Debra Swersky
Alixandra Martin - Untitled.png


Opt-in for weekly journal, not blog, posts.


For the past six months I’ve been working on a rather large project: a five day hyper accelerator for high potential entrepreneurs. It’s called Unreasonable Labs and it’s for early/idea-stage social enterprises seeking to validate their business models and scale their impact. Over the past five days we delivered Unreasonable Institute’s step-by-step methodology to help our selected entrepreneurs rapidly and systematically validate their venture’s business model. 

It. Was. Awesome. (Though I withheld my curriculum delivery expertise honed from my days in Ghana and Rwanda, I was encouraged by our mentors, facilitators, and deliverers... my jam this time around was logistics.)

As the workshop kicked off, I started to read the book, Originals, by one of my favorite authors: Adam Grant. You might remember him and the first book I read of his, Give & Take, from this post, this post, or this post. It was clearly a super impactful book and one that I consistently recommend. The quote that prefaces chapter one in Originals is from George Bernard Shaw:

“The reasonable man adapts himself to the world; the unreasonable one persists in trying to adapt the world to himself. Therefore all progress depends on the unreasonable man.”
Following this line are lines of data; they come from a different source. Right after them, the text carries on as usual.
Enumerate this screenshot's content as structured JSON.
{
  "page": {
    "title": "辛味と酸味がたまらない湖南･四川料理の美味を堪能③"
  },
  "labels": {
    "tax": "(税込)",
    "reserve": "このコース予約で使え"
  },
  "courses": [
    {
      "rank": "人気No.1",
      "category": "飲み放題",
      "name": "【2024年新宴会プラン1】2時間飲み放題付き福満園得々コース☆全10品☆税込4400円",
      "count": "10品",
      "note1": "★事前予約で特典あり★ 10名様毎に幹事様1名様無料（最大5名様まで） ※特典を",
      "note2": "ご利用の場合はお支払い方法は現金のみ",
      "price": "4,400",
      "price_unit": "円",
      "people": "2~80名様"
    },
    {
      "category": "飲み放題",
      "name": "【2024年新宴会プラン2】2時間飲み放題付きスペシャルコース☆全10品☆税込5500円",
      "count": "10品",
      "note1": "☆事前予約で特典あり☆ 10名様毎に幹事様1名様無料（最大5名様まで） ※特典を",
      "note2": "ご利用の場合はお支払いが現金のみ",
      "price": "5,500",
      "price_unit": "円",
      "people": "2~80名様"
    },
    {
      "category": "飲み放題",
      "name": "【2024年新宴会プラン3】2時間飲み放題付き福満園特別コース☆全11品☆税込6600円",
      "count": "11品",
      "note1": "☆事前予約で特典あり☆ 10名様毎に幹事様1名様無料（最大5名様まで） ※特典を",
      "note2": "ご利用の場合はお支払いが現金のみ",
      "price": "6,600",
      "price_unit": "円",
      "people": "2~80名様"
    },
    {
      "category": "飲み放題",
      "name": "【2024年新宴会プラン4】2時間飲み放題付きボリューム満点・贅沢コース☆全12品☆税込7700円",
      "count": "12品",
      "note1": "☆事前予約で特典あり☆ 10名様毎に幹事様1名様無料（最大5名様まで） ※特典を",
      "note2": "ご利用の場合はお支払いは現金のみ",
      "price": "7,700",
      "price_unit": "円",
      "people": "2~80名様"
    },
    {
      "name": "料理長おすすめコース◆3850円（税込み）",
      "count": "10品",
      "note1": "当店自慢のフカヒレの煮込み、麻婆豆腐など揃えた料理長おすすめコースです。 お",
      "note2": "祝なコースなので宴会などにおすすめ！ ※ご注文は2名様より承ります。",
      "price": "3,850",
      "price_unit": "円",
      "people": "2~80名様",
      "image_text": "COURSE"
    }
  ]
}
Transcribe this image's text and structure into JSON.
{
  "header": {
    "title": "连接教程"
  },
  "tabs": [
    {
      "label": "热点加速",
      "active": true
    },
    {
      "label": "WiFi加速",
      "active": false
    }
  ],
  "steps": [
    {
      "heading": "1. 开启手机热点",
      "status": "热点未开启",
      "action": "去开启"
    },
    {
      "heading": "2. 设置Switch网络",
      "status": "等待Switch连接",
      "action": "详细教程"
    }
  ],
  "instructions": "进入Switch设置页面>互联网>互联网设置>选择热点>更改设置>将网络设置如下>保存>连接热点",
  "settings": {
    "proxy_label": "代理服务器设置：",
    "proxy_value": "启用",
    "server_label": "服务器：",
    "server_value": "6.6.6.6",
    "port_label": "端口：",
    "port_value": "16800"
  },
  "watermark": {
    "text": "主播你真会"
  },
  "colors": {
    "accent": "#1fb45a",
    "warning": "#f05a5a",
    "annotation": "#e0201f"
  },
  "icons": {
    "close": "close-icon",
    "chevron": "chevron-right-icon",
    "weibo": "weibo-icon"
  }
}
(Coincidentally, this is the quote upon which Unreasonable Institute bases their name.)

After reflecting on the week and the amazing team that I had the opportunity to work with in putting together the lab (and reading more of Originals), I happened upon the Margaret Mead quote that always finds its way into the most appropriate situations:

 “Never doubt that a small group of thoughtful citizens can change the world; indeed, it’s the only thing that ever has.”

It has been over a year since I joined The Grove. In that time I’ve learned more about the state of social entrepreneurship in North Texas than I have about the state in any other city that I have lived. Though I’m far from the “first follower” here in Dallas, The Grove has officially made the transition from “lone nut to leader” (as Derek Sivers would say) with companies that are doing well by doing good as host of Unreasonable Labs

It was by joining the Unreasonable team and taking part in moving the North Texas community to visions of a better tomorrow that I realized how important it was to me that I work with people who focus on improving people’s lives and changing the world for the better. 

My most heartfelt thank you’s go out to Justin Nygren, Andrew Brown, and Tim Girgis, for converting the strong emotions of social and economic frustration in North Texas to a different, equally as intense emotion. It’s with Margaret Mead’s and George Bernard Shaw’s maxims that we were compelled to pour gasoline on the social impact ecosystem and start to make a bigger impact in the community. Unreasonable Labs may appear to be a little lab to some, but it’s one that will prove to make a big difference in the community. Thanks, Team!

Debra Swersky